“I immediately jumped to the Lush strings since they seemed to have the most sustain to them. I have a feeling with the \"shorter\" sustained string sections I\'ll just need to be more creative with my parts - which is a good thing!”
If I read your post right I think you have misunderstood one of the naming conventions. The Sustain-Short instruments aren’t shorter than the Lush strings – they are both looped for unlimited sustain. The “Short” in the name refers to the fact that these patches have short bow samples layered with the sustain samples so that the user can play long or short bows from the same patch – no need to load in separate articulations. Higher velocities make the layered short bow attacks more audible so: Higher velocities with short note lengths give you short bows, higher velocities with long note lengths give you accented sustains, and lower velocities with long note lengths give you sustains with gentle attacks. Add to this the sustain pedal legato feature and you have a single patch that can supply a number of necessary articulations in one self-contained instrument.

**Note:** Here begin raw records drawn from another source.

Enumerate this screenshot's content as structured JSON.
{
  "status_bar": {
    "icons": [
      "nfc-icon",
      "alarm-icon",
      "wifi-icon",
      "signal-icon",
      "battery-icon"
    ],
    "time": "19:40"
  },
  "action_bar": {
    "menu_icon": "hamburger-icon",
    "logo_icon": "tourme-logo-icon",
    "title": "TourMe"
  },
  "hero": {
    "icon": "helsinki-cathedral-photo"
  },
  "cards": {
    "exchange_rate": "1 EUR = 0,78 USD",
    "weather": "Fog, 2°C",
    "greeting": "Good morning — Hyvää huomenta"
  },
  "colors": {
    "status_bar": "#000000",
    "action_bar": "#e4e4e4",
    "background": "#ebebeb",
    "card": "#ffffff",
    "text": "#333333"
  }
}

While we\'re on this subject could you explain if it\'s necessary to alter the velocity during the note to get a realistic short bow?
IOW, if I\'m adding velocity info after the fact (painting it in in Sonar, for example) can I just bump up the velocity for a section by setting it to some high number overall and get short bows for the quick notes, or do you need to have the velocity start low, rapidly rise and then taper off during the note (the kind of thing that would occur if you pressed hard on a velocity sensitive keyboard -- it wouldn\'t immediately start high but start at zero and go high and then go back down. Am I making myself clear here?)
Velocity applies to the initial note \"on\" only. It\'s a single event per note and is intrinsically tied to the note. If you strike a velocity sensitive keyboard hard the velocity data does not \"build\" as the note proceeds - it\'s a single event (in this case a high velocity value) at the beginning of the note. Sonar is smart enough to know this so when you \"paint\" velocity values only one per note will appear. As with all MIDI data it can be altered after the fact. This doesn\'t mean you can\'t shape things if you want to, it\'s just that shaping of volume is done with mod wheel data (cc#1).